So it does not surprise me that when your professors tell you that you shouldn’t focus on grades, you know better.  And, yes, most of us know (or should know) that you’re stressed about them. Nonetheless, please realize that it is also true that the more deeply you are engage the materials presented in your courses, the better your grades will be.

7. Please format your papers and assignments properly Quite honestly, it is easier for me to grade your work if it is clearly and simply formatted. I grade lots of papers and it simply makes it easier for me to work my way through them if the margins and font sizes are as I ask. I know this is selfish, but I’m sorry.

With that said I should note that paying attention to these details will help you in your future life, because (after all) details matter. However, I’m also aware that nearly every professor asks for different requirements (formatting, citation, length, and even writing style) based on their discipline. Its confusing. I know. But, please help me out on this one.

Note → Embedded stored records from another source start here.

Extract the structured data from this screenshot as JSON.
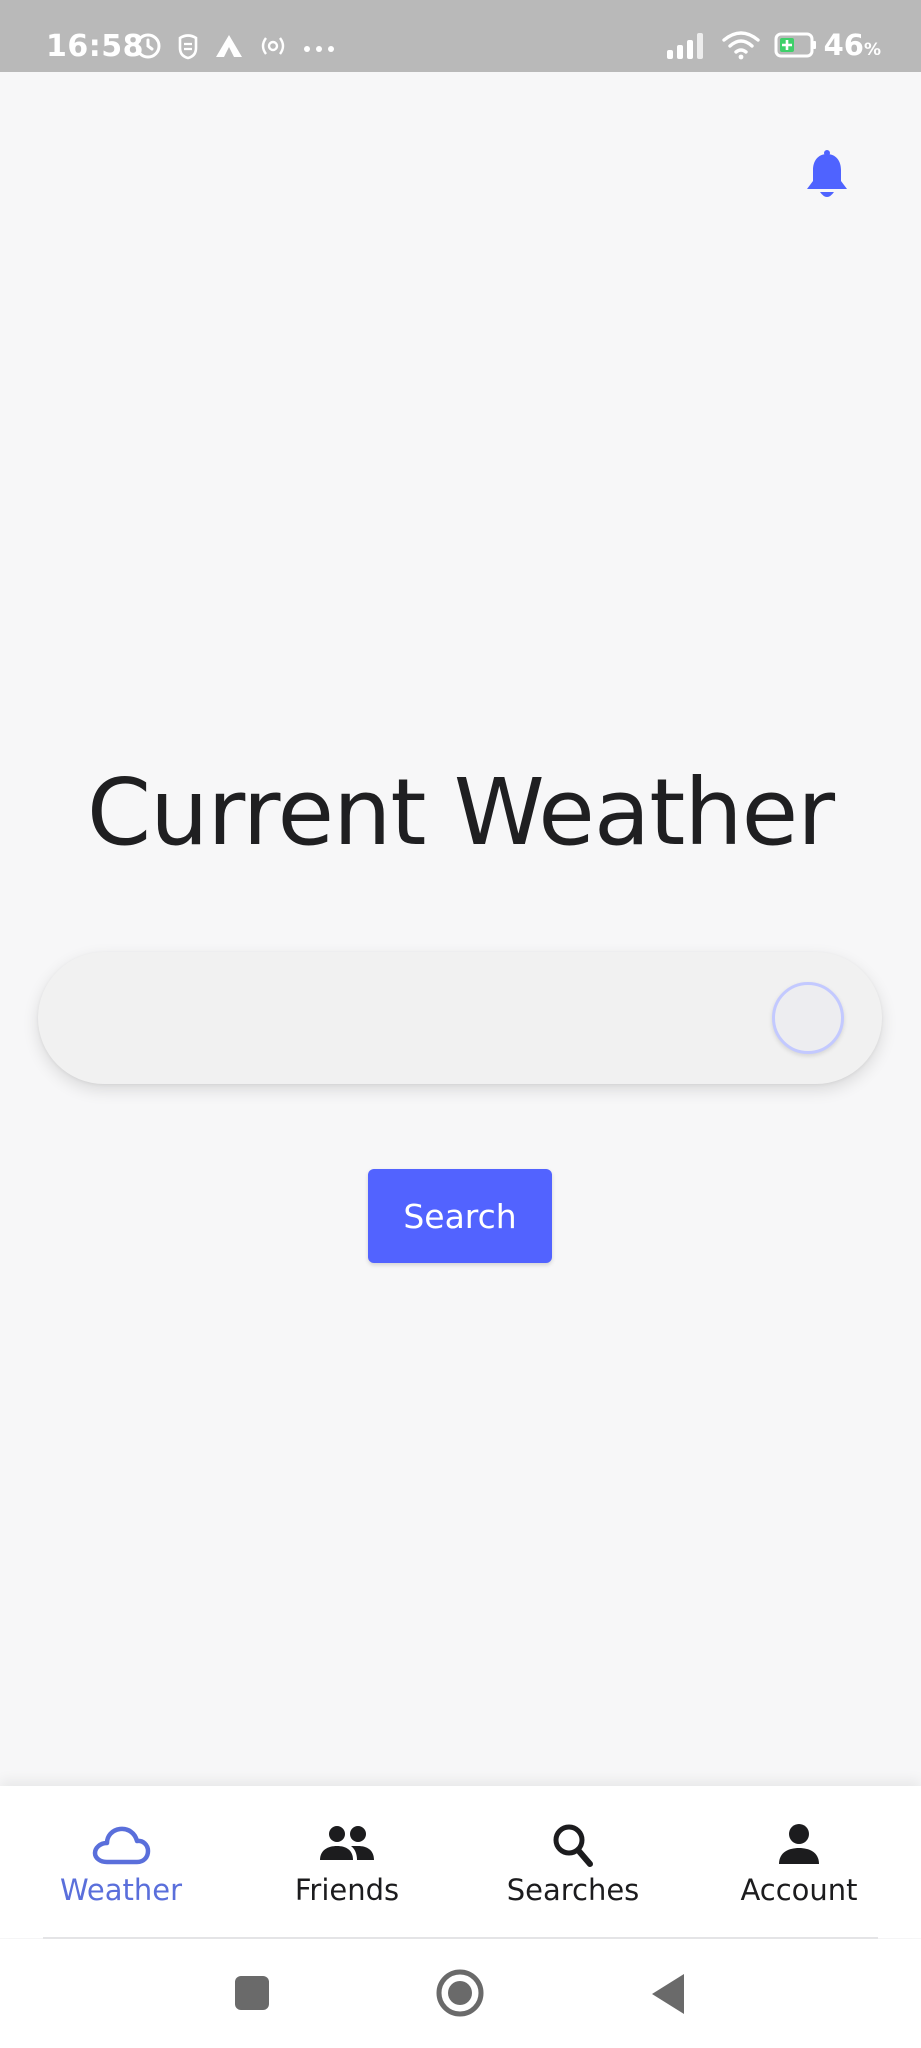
{
  "status_bar": {
    "time": "16:58",
    "battery_percent": "46",
    "battery_unit": "%",
    "icons": [
      "alarm-icon",
      "shield-icon",
      "triangle-app-icon",
      "hotspot-icon",
      "more-dots-icon",
      "signal-icon",
      "wifi-icon",
      "battery-charging-icon"
    ]
  },
  "header": {
    "notification_icon": "bell-icon",
    "accent_color": "#4f63ff"
  },
  "main": {
    "title": "Current Weather",
    "search": {
      "value": "",
      "placeholder": ""
    },
    "search_button_label": "Search"
  },
  "bottom_nav": {
    "active_index": 0,
    "active_color": "#5a6fdb",
    "items": [
      {
        "label": "Weather",
        "icon": "cloud-icon"
      },
      {
        "label": "Friends",
        "icon": "people-icon"
      },
      {
        "label": "Searches",
        "icon": "search-icon"
      },
      {
        "label": "Account",
        "icon": "person-icon"
      }
    ]
  },
  "system_nav": {
    "buttons": [
      "recents-button",
      "home-button",
      "back-button"
    ]
  }
}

8. Develop a voice and write often. If I can impart one lesson to students it is this:  Don’t write like your professors do in the books and journals that you’ve been assigned in class. Professors think they’re good writers, but they’re not necessarily models of brilliant communication. Don’t get me wrong. Some professors are billiant writers. Some aren’t, and even the mediocre writers (like me) are usually capable wordsmiths.  No indeed. T he problem is that our academic disciplines have strange rules that sometimes twist our talents into contorted shapes.  Also, most weren’t formally trained as writers. To the degree that we learned to write, we did so through writing–and lots of it. And, that is my advice here. Write. Lots and lots.

By the way, I”m aware that this seems to run counter to item 5 above about my commenting on your writing.  If that’s what you’re thinking, well you’d be correct.

That is why I’m advising you to write as much as possible. Produce unadorned prose. Write simple sentences. Write using clear and precise subjects and verbs.  Try to find your voice and develop a perspective. Engage me and my colleagues in helping you to do this. Writing is a powerful tool; writing is a form of thinking. Use your courses to write all the time, and to develop this skill (sometimes in spite of me and my colleagues.)

9. I want you to learn. One of the most difficult things about knowledge is to recognize that we construct it–as individuals, members of learning communities, and members of societies. If I can help you to understand this, then we can explore lots of really cool ideas together. And, we can begin to distinguish between evidence and argument, and how evidence is deployed to make arguments. Once you have this down, it is possible that you’ll become Keanu Reeves–or at least like Neo in the Matrix, transforming reality as you go. Or, maybe the world will become a more interesting place. Either way, this one would be a win for both of us.

10. College is a tremendous opportunity. At no other time in your life will you be able to engage ideas and learning as a full-time activity. Enjoy college and let me help you discover more about yourself and/or the rather extraordinary universe in which we live.

11. Ask for the list of “dos” from your professors. As a final thought, let me note that when your professors treat you like an inmate in a penal institution by giving you long lists that start with “don’t,” ask them to give you affirmative lists of “dos.” Tell them you want positive reinforcement because it improves learning. Tell them you want your professors to open up the world and not close it off. Tell them you’d like them to start with the assumption you’re engaged and interested in learning.